When couples with children divorce, courts typically order one spouse to pay the other child support. If the spouse paying or receiving child support remarries, however, he or she will have new expenses or additional income, and may be curious about how these financial changes can affect the child support order.
This article explains how remarriage affects child support under Georgia law. If you have additional questions after reading this article, you should consult a local family law attorney.
Georgia courts use an "Income Shares Model" to determine each parent's child support responsibilities. Generally, the parents' incomes are combined to come up with a "Basic Child Support Obligation" ("BCSO"), or the total amount the parents should spend on supporting their children. The BCSO is based on the parent's combined incomes, the number of children, and any special needs or expenses that the children may have, such as medical expenses, private school expenses, childcare costs and health insurance. Typically, the parent who has less custodial time with the children (the "non-custodial parent") will pay child support to the custodial parent.
Parents can estimate their child support obligation by entering their income and children's expenses into calculators you can download from the Georgia Child Support Commission's website.
If you would like to know more about child support in Georgia, see Child Support Basics in Georgia.
Remarriage by either parent itself doesn't affect child support. Children have the right to be supported by both parents, but not the right to be financially supported by stepparents. Regardless of whether the custodial parent or the non-custodial parent remarries, both parents must contribute towards the support of their children.
Still, if your remarriage significantly affects your financial situation, the court may take that change into account when deciding whether to modify child support. For example, if you remarry and your new spouse earns enough money that you do not have to work, the court may consider your spouse's income when determining how much you can contribute towards supporting your children. Also, if your new spouse pays all of the household bills, a judge could decide that you have more money available to help support your children. If your ex-spouse remarries, the same rules will apply to him or her.
In Georgia, the state legislature believes that after a divorce, you have the right to remarry and start a new family. You also have the obligation to financially support your new children. When courts decide whether to modify your child support payment, they'll consider whether you have other children that you must support. If you and your new spouse have a child, you may have less money available to contribute towards the support of your children from your previous marriage. A judge may decrease your child support obligation for your previous children so you have money to contribute to your new child.
If your new spouse earns an income as well, however, the court can consider that income when determining whether you can still afford to make your child support payments to your children from the previous marriage. Your new spouse's income will cover at least some of your new child's expenses.

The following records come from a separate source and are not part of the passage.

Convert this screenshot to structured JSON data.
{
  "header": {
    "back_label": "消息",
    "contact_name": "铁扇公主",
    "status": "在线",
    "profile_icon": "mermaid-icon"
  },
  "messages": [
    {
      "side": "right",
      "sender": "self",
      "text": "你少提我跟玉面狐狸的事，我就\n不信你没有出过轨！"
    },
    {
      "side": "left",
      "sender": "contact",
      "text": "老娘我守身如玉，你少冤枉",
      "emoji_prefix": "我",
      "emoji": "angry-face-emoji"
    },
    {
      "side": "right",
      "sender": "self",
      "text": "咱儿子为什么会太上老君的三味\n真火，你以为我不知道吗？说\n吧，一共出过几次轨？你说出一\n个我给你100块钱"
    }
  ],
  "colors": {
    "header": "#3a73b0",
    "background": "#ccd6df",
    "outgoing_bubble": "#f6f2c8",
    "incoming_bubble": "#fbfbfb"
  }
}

In other words, just because you and your new spouse have a child doesn't mean a judge will lower your child support amount. If your new spouse earns a substantial amount of money, your child support obligation may stay the same, or in some instances, increase.
If either spouse's financial circumstances have substantially changed, he or she may file a motion asking the court to modify child support. If you believe you should be paying less or receiving more child support, you should file a motion to modify child support in your county court clerk's office. You and your ex-spouse will have to exchange information about your current income, your children's expenses, and in many cases, your new spouse's income.

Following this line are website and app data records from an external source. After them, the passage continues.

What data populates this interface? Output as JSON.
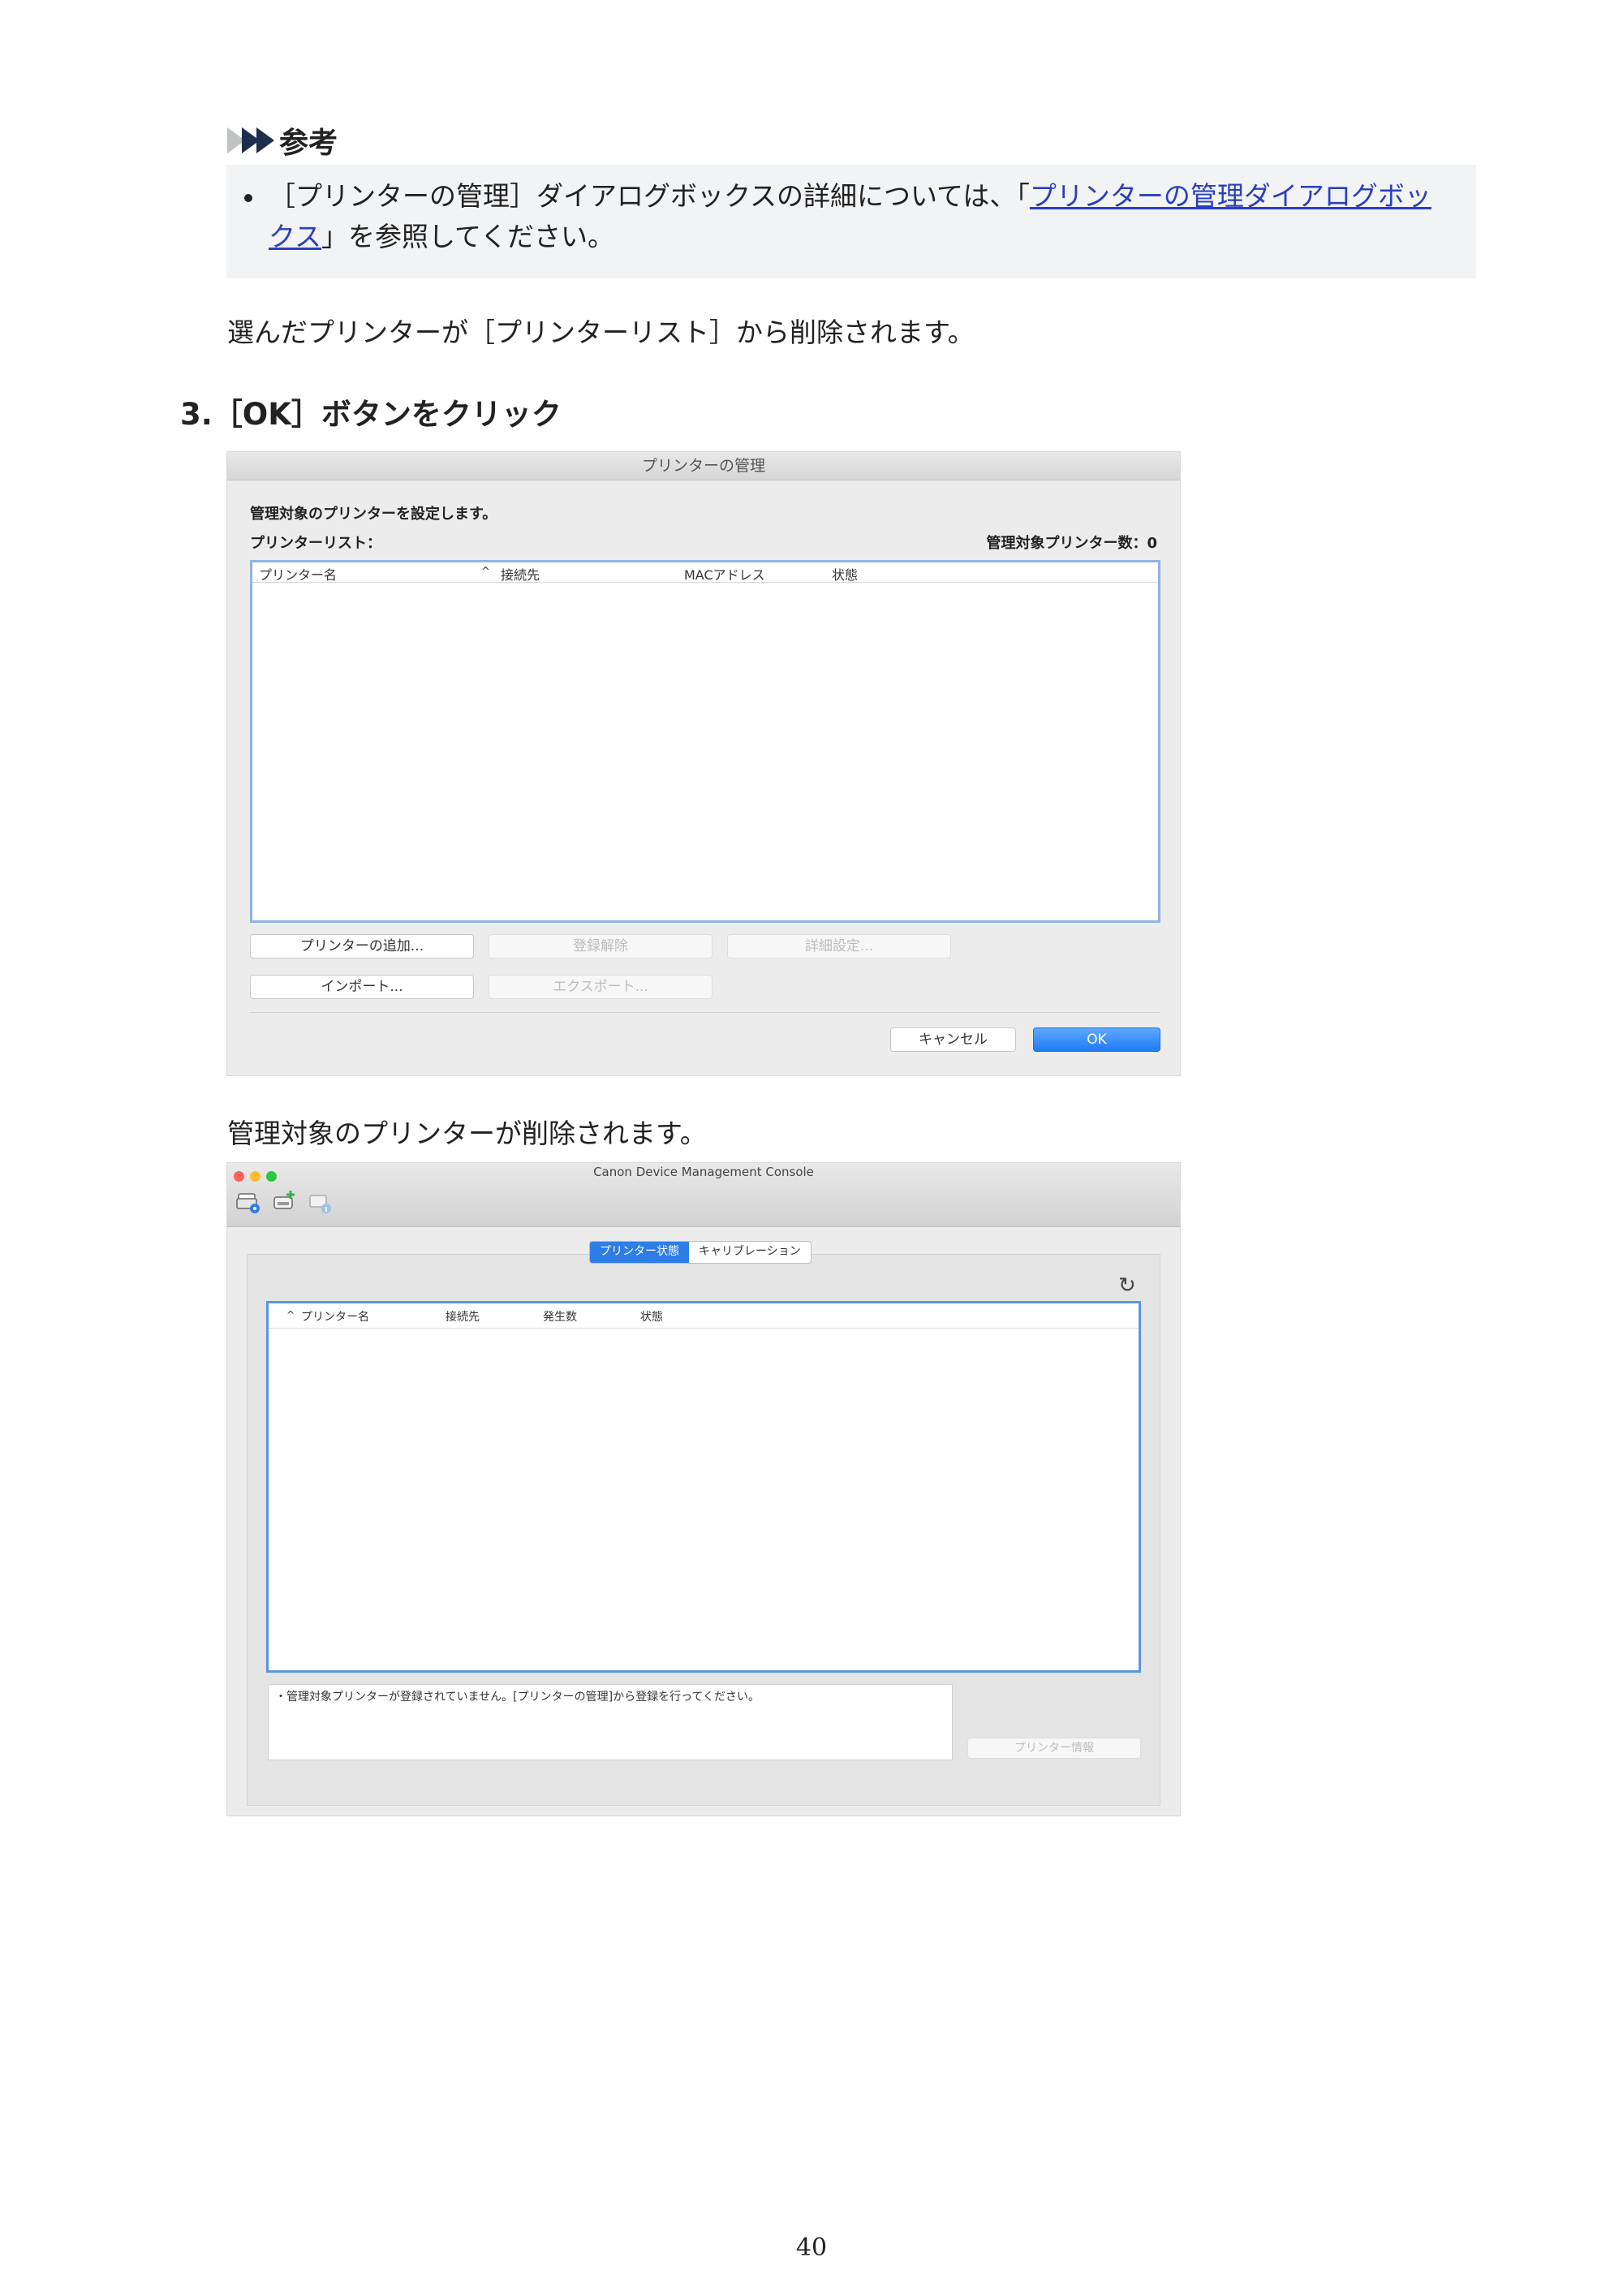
{
  "note": {
    "title": "参考",
    "text_before": "［プリンターの管理］ダイアログボックスの詳細については、「",
    "link_text": "プリンターの管理ダイアログボックス",
    "text_after": "」を参照してください。"
  },
  "para_removed": "選んだプリンターが［プリンターリスト］から削除されます。",
  "step3": "3.［OK］ボタンをクリック",
  "dialog": {
    "title": "プリンターの管理",
    "heading": "管理対象のプリンターを設定します。",
    "list_label": "プリンターリスト：",
    "count_label": "管理対象プリンター数：0",
    "columns": [
      "プリンター名",
      "接続先",
      "MACアドレス",
      "状態"
    ],
    "sort_indicator": "^",
    "buttons": {
      "add": "プリンターの追加...",
      "unregister": "登録解除",
      "details": "詳細設定...",
      "import": "インポート...",
      "export": "エクスポート...",
      "cancel": "キャンセル",
      "ok": "OK"
    }
  },
  "para_deleted": "管理対象のプリンターが削除されます。",
  "console": {
    "window_title": "Canon Device Management Console",
    "tabs": [
      "プリンター状態",
      "キャリブレーション"
    ],
    "columns": [
      "プリンター名",
      "接続先",
      "発生数",
      "状態"
    ],
    "sort_indicator": "^",
    "refresh_glyph": "↻",
    "message": "・管理対象プリンターが登録されていません。[プリンターの管理]から登録を行ってください。",
    "printer_info_button": "プリンター情報"
  },
  "page_number": "40",
  "colors": {
    "link": "#2a3fbf",
    "ok_button": "#1e7cf2",
    "selected_tab": "#2f7de6",
    "close_light": "#fe5f57",
    "minimize_light": "#febc2e",
    "zoom_light": "#28c840"
  }
}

You and your ex-spouse will appear before a judge for a child support modification hearing. You should be prepared to answer questions not only about your income and expenses, but about how much your new spouse contributes to your household expenses. If the court believes that your child support obligation should change, it will issue an order modifying the child support amount as of the date the judge signs the order.
If you have additional questions about remarriage and child support, contact a Georgia family law attorney for help.